Animal embryogenesis is the process by which the embryo develops from the fertilised egg cell. Important events that occur during embryogenesis are gastrulation, formation of the early nervous system and initiation of organogenesis.

Latest Research and Reviews

  • Research | | open

    Polarized epithelial cells must correctly position a wide range of subcellular structures. Here the authors demonstrate an apicobasal gradient of Rac GTPase activity, which is maintained by polarity proteins in Drosophila epithelial sheets, and is required to maintain actin-dependent protrusion form and position.

    • Africa Couto
    • , Natalie Ann Mack
    • , Lucrezia Favia
    •  & Marios Georgiou
  • Research | | open

    Large-scale tissue reorganization requires the generation of directional tension, which requires orientation of the cytoskeleton. Here Chanet et al. alter tissue shape and tension in the Drosophila embryo to show that geometric and mechanical constraints act as cues to orient the cytoskeleton and tension.

    • Soline Chanet
    • , Callie J. Miller
    • , Eeshit Dhaval Vaishnav
    • , Bard Ermentrout
    • , Lance A. Davidson
    •  & Adam C. Martin
  • Research |

    Bower et al. describe a population of mural lymphatic endothelial cells found along meningeal blood vessels in the adult zebrafish. These mural cells are distinct from meningeal lymphatic vessel cells but form by developmental lymphangiogenesis. They take up low-density lipoproteins from the bloodstream and can modulate angiogenesis during meningeal vascularization.

    • Neil I Bower
    • , Katarzyna Koltowska
    • , Cathy Pichol-Thievend
    • , Isaac Virshup
    • , Scott Paterson
    • , Anne K Lagendijk
    • , Weili Wang
    • , Benjamin W Lindsey
    • , Stephen J Bent
    • , Sungmin Baek
    • , Maria Rondon-Galeano
    • , Daniel G Hurley
    • , Naoki Mochizuki
    • , Cas Simons
    • , Mathias Francois
    • , Christine A Wells
    • , Jan Kaslin
    •  & Benjamin M Hogan
    Nature Neuroscience 20, 774–783
  • Research |
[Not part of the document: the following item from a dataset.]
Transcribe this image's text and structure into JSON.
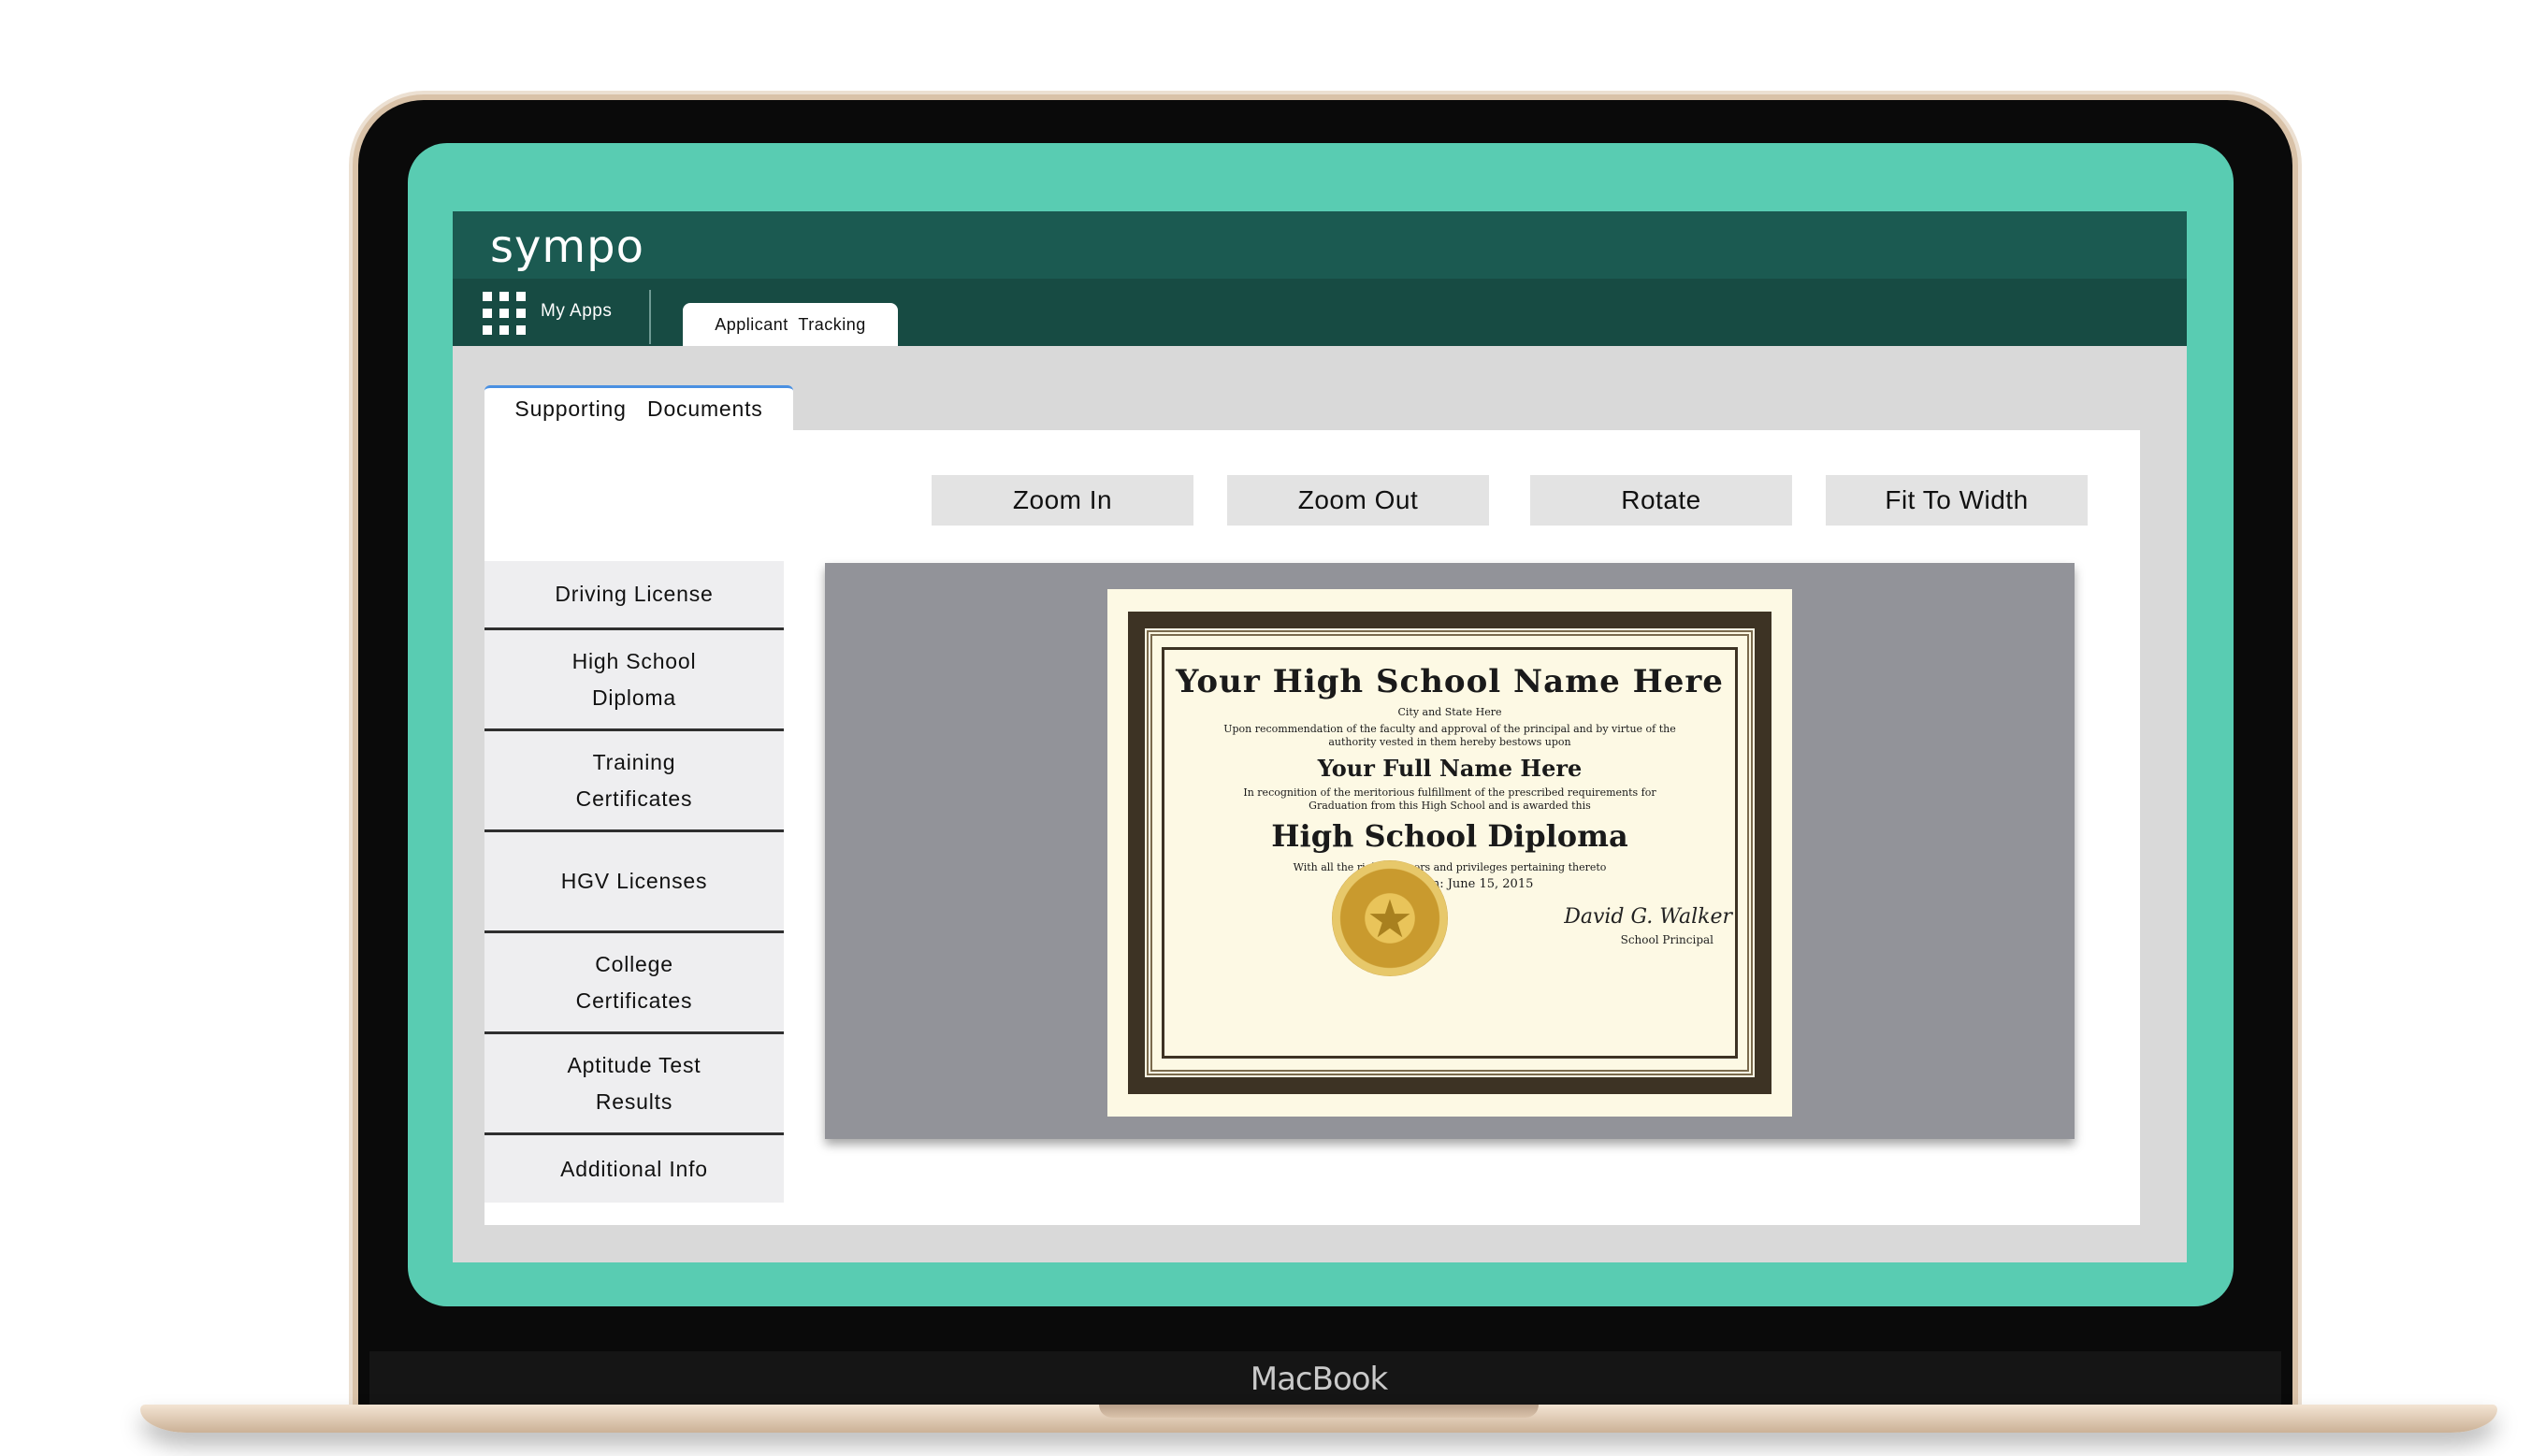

    Bradley Cairns, Douglas Carrell, Stephen Tapscott and colleagues transcriptionally profile human oocytes and preimplantation embryos and highlight DUX4-family proteins as activators of cleavage-stage genes and repetitive elements. They show that Dux expression converts mouse embryonic stem cells into two-cell (2C) embryo-like cells, thus suggesting mouse DUX and human DUX4 as drivers of the mammalian cleavage/2C state.

    • Peter G Hendrickson
    • , Jessie A Doráis
    • , Edward J Grow
    • , Jennifer L Whiddon
    • , Jong-Won Lim
    • , Candice L Wike
    • , Bradley D Weaver
    • , Christian Pflueger
    • , Benjamin R Emery
    • , Aaron L Wilcox
    • , David A Nix
    • , C Matthew Peterson
    • , Stephen J Tapscott
    • , Douglas T Carrell
    •  & Bradley R Cairns
    Nature Genetics 49, 925–934
  • Research | | open

    Common mechanisms underlie organ regeneration, but it is unclear if the same regulatory elements are activated in distinct cells, such as cardiomyocytes and fibroblasts. Here, the authors identify a ctgfa upstream sequence, called careg, induced by TGFb/Activin during zebrafish heart and fin regeneration.

    • Catherine Pfefferli
    •  & Anna Jaźwińska

News and Comment

  • Editorial |

    Understanding of how epigenetic information is acquired, processed and transmitted through cell division, and potentially across generations, remains limited. Mechanistic studies aiming to elucidate the molecular underpinnings of these phenomena may provide insights into development, disease susceptibility and evolution.

  • News and Views |

    The role of the epithelial-to-mesenchymal transition in tumour progression remains a topic of intense debate. Now, data on the role of Zeb1 in the metastatic spread of pancreatic cancer clarify apparently conflicting views by revealing context-specific, differential use of individual epithelial-to-mesenchymal transition transcription factors in cancer cell dissemination.

    • M. Angela Nieto
    Nature Cell Biology 19, 416–418
  • News and Views |

    Determining the differentiation potential of stem and progenitor cells is essential for understanding their function, yet our ability to do so is limited by the restrictions of experimental assays. Based on single-cell functional and molecular profiling experiments, a new computational approach shows how lineage commitment may occur in human haematopoiesis.

    • Fiona K. Hamey
    •  & Berthold Göttgens
    Nature Cell Biology 19, 261–263